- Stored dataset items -
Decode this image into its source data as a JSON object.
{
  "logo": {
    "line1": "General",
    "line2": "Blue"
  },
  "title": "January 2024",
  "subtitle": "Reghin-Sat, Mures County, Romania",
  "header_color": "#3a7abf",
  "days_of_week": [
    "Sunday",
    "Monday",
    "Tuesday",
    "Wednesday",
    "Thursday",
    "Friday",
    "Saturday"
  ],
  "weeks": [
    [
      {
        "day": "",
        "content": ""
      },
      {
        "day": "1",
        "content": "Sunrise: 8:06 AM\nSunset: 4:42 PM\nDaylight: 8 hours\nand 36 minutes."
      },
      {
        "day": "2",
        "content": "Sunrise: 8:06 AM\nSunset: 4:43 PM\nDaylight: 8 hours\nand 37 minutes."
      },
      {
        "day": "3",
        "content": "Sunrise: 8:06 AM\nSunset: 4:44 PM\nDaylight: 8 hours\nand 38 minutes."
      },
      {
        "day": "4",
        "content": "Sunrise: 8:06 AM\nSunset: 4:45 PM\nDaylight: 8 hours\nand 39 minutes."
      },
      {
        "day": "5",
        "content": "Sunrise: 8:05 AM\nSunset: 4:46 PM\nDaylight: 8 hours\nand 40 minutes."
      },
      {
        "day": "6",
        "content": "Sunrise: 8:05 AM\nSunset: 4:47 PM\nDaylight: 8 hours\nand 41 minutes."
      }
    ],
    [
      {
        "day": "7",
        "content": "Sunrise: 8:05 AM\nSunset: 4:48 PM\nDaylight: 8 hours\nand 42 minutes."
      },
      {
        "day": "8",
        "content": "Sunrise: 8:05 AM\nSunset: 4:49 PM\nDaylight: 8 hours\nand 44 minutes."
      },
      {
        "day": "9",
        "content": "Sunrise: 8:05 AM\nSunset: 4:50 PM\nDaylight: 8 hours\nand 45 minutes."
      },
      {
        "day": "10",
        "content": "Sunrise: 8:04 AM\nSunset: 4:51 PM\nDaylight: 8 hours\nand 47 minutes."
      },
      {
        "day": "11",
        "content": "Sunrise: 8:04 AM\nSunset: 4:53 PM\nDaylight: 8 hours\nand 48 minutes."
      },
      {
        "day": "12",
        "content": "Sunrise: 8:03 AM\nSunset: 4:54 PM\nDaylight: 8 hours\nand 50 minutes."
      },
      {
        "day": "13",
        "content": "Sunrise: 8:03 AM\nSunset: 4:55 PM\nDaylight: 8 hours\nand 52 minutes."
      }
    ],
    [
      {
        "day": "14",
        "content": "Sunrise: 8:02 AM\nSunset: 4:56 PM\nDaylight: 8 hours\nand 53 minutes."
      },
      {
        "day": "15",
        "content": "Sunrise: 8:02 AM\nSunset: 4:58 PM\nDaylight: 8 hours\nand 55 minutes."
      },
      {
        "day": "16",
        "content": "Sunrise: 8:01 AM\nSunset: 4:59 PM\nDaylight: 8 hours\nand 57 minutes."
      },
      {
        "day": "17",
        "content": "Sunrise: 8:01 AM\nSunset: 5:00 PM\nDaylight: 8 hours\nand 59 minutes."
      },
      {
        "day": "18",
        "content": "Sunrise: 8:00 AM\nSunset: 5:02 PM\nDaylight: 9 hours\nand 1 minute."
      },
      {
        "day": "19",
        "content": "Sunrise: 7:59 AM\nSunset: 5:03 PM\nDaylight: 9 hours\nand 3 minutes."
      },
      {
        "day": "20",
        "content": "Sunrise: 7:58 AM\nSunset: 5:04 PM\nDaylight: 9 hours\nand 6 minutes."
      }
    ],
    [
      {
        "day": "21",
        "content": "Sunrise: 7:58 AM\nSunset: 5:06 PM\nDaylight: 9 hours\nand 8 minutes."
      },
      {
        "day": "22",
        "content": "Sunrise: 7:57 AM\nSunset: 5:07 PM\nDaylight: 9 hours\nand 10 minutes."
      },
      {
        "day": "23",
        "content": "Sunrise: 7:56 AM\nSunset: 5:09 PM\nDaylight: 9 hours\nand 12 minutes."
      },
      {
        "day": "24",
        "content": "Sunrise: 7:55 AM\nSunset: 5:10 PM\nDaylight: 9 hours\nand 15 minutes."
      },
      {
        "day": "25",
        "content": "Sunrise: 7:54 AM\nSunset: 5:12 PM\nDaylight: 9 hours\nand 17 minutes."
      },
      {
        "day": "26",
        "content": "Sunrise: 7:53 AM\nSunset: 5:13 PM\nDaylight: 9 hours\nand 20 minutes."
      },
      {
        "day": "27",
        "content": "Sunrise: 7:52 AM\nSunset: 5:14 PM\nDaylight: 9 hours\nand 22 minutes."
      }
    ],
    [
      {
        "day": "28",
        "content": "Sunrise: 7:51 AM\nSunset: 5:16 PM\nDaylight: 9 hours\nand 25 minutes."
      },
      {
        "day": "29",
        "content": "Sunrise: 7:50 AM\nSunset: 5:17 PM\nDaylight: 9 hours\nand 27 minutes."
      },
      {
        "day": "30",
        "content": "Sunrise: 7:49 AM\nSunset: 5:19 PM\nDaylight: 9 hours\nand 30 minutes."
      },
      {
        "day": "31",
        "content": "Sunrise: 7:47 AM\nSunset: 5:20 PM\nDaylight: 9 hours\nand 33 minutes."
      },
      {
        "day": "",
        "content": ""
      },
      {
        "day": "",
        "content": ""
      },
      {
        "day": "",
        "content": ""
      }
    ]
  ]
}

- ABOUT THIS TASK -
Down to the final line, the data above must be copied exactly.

- ANSWER BOX -
Decode this image into its source data as a JSON object.
{
  "logo": {
    "line1": "General",
    "line2": "Blue"
  },
  "title": "January 2024",
  "subtitle": "Reghin-Sat, Mures County, Romania",
  "header_color": "#3a7abf",
  "days_of_week": [
    "Sunday",
    "Monday",
    "Tuesday",
    "Wednesday",
    "Thursday",
    "Friday",
    "Saturday"
  ],
  "weeks": [
    [
      {
        "day": "",
        "content": ""
      },
      {
        "day": "1",
        "content": "Sunrise: 8:06 AM\nSunset: 4:42 PM\nDaylight: 8 hours\nand 36 minutes."
      },
      {
        "day": "2",
        "content": "Sunrise: 8:06 AM\nSunset: 4:43 PM\nDaylight: 8 hours\nand 37 minutes."
      },
      {
        "day": "3",
        "content": "Sunrise: 8:06 AM\nSunset: 4:44 PM\nDaylight: 8 hours\nand 38 minutes."
      },
      {
        "day": "4",
        "content": "Sunrise: 8:06 AM\nSunset: 4:45 PM\nDaylight: 8 hours\nand 39 minutes."
      },
      {
        "day": "5",
        "content": "Sunrise: 8:05 AM\nSunset: 4:46 PM\nDaylight: 8 hours\nand 40 minutes."
      },
      {
        "day": "6",
        "content": "Sunrise: 8:05 AM\nSunset: 4:47 PM\nDaylight: 8 hours\nand 41 minutes."
      }
    ],
    [
      {
        "day": "7",
        "content": "Sunrise: 8:05 AM\nSunset: 4:48 PM\nDaylight: 8 hours\nand 42 minutes."
      },
      {
        "day": "8",
        "content": "Sunrise: 8:05 AM\nSunset: 4:49 PM\nDaylight: 8 hours\nand 44 minutes."
      },
      {
        "day": "9",
        "content": "Sunrise: 8:05 AM\nSunset: 4:50 PM\nDaylight: 8 hours\nand 45 minutes."
      },
      {
        "day": "10",
        "content": "Sunrise: 8:04 AM\nSunset: 4:51 PM\nDaylight: 8 hours\nand 47 minutes."
      },
      {
        "day": "11",
        "content": "Sunrise: 8:04 AM\nSunset: 4:53 PM\nDaylight: 8 hours\nand 48 minutes."
      },
      {
        "day": "12",
        "content": "Sunrise: 8:03 AM\nSunset: 4:54 PM\nDaylight: 8 hours\nand 50 minutes."
      },
      {
        "day": "13",
        "content": "Sunrise: 8:03 AM\nSunset: 4:55 PM\nDaylight: 8 hours\nand 52 minutes."
      }
    ],
    [
      {
        "day": "14",
        "content": "Sunrise: 8:02 AM\nSunset: 4:56 PM\nDaylight: 8 hours\nand 53 minutes."
      },
      {
        "day": "15",
        "content": "Sunrise: 8:02 AM\nSunset: 4:58 PM\nDaylight: 8 hours\nand 55 minutes."
      },
      {
        "day": "16",
        "content": "Sunrise: 8:01 AM\nSunset: 4:59 PM\nDaylight: 8 hours\nand 57 minutes."
      },
      {
        "day": "17",
        "content": "Sunrise: 8:01 AM\nSunset: 5:00 PM\nDaylight: 8 hours\nand 59 minutes."
      },
      {
        "day": "18",
        "content": "Sunrise: 8:00 AM\nSunset: 5:02 PM\nDaylight: 9 hours\nand 1 minute."
      },
      {
        "day": "19",
        "content": "Sunrise: 7:59 AM\nSunset: 5:03 PM\nDaylight: 9 hours\nand 3 minutes."
      },
      {
        "day": "20",
        "content": "Sunrise: 7:58 AM\nSunset: 5:04 PM\nDaylight: 9 hours\nand 6 minutes."
      }
    ],
    [
      {
        "day": "21",
        "content": "Sunrise: 7:58 AM\nSunset: 5:06 PM\nDaylight: 9 hours\nand 8 minutes."
      },
      {
        "day": "22",
        "content": "Sunrise: 7:57 AM\nSunset: 5:07 PM\nDaylight: 9 hours\nand 10 minutes."
      },
      {
        "day": "23",
        "content": "Sunrise: 7:56 AM\nSunset: 5:09 PM\nDaylight: 9 hours\nand 12 minutes."
      },
      {
        "day": "24",
        "content": "Sunrise: 7:55 AM\nSunset: 5:10 PM\nDaylight: 9 hours\nand 15 minutes."
      },
      {
        "day": "25",
        "content": "Sunrise: 7:54 AM\nSunset: 5:12 PM\nDaylight: 9 hours\nand 17 minutes."
      },
      {
        "day": "26",
        "content": "Sunrise: 7:53 AM\nSunset: 5:13 PM\nDaylight: 9 hours\nand 20 minutes."
      },
      {
        "day": "27",
        "content": "Sunrise: 7:52 AM\nSunset: 5:14 PM\nDaylight: 9 hours\nand 22 minutes."
      }
    ],
    [
      {
        "day": "28",
        "content": "Sunrise: 7:51 AM\nSunset: 5:16 PM\nDaylight: 9 hours\nand 25 minutes."
      },
      {
        "day": "29",
        "content": "Sunrise: 7:50 AM\nSunset: 5:17 PM\nDaylight: 9 hours\nand 27 minutes."
      },
      {
        "day": "30",
        "content": "Sunrise: 7:49 AM\nSunset: 5:19 PM\nDaylight: 9 hours\nand 30 minutes."
      },
      {
        "day": "31",
        "content": "Sunrise: 7:47 AM\nSunset: 5:20 PM\nDaylight: 9 hours\nand 33 minutes."
      },
      {
        "day": "",
        "content": ""
      },
      {
        "day": "",
        "content": ""
      },
      {
        "day": "",
        "content": ""
      }
    ]
  ]
}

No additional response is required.